Distortion is the topic I’ve ran with and been running with a good while now and I feel a growing connection to as it’s the main substance and core to my personal artistic practise. – Distortion is the act of altering something of its original or true state. It could also be defined as the changing, manipulating or transforming in a way, which creates some form of unclearness. Another reason for choosing this as the theory to run my proposal around is was as I’ve been directing the theory to my sleeping disorder.- Sleep Paralysis which is a condition which affects the subconscious mind, most often when one is falling into or out of a deep sleep. Your mind is aware to an extent but the rest of you can take up to a few minutes to react. Distortion has been altering my sleep in many cases and creating disorientation, blurring and so forth and as an outcome creates confusion and discomfort. I’ve gone onto really reinforcing these issues within the proposal in relation to other artists work.

Using subheadings such as collaging, blurring, and deforming, I’ve been able to delve deeper into how artists understand the theory of distortion. It’s been a massive help in the fact of just learning how each artist understands the theory and use it to relate within their works. As happy as I am with the build of certain areas within the proposal, I still feel like I could maybe of expanded areas and even researched further into sleep paralysis to get to grips with comparing how my work goes against or relates to the other artists work.

I have also gone onto using a couple of theorists named Louis Althusser and Clement Greenberg. Althusser made a strong argument which explained basically needing the conceptualisation or text/explanation of the artists work to get a true understanding of the art. So adding that he may argue for one to really define why I’ve chosen distortion as a theory and considering the ‘differential’ specificities has made an interesting debate within my proposal to how we as artists see our own work. Greenberg looks more into the medium specificties and considering the theory of what actually do we as artists see as the medium when creating our art. I was able to consider maybe my mind being the medium as in theory it is the original route to the ongoing creations of my practice.
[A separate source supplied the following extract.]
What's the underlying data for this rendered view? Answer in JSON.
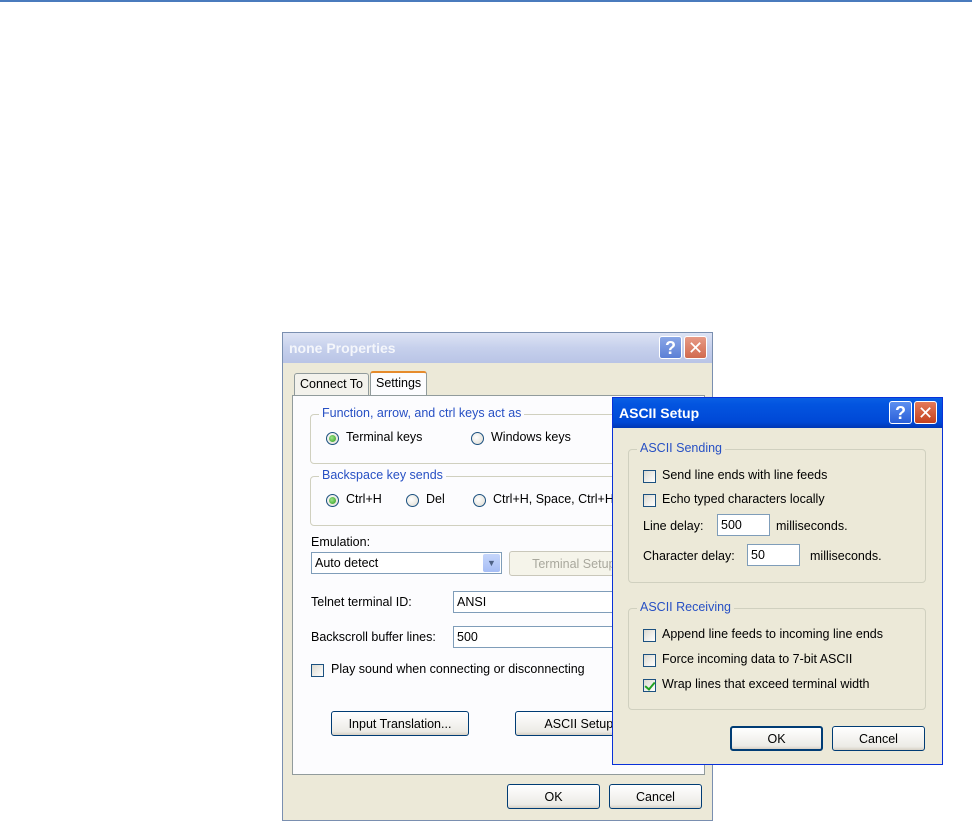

I do worry that I ramble on sometimes and maybe when I do find a relatively strong quote as such, I lose the substance and go off track. At this point I do feel it’s the best time to venture into different areas to be able to find out where I need to focus in the build up to the dissertation.

Bruce Nauman’s weird installations and video work have lately help me to open up a new door within my art and find many pointers for within the proposal. Considering the many ways you can look at the theory of distortion just pushes new possibilities and I hope to keep reading and developing my practise to a point ready for assessment.

Breakdowning proposal

Introduction:

What is Distortion?

How do I wish to discuss this topic within relation to my own practise? – How I wish to break the heading into subheadings: such as layering, blurring, deforming. – Artists in relation and how their work’s relate to the theories. – Is there a main aspect of something within their work which demonstrates the theories effectively?

How medium and differential specificties come into play? – What do these specificties mean? – What are they within the theories/theorists/artists explainings-

  • Understanding distortion, not only through the sub-headings but through specificties also.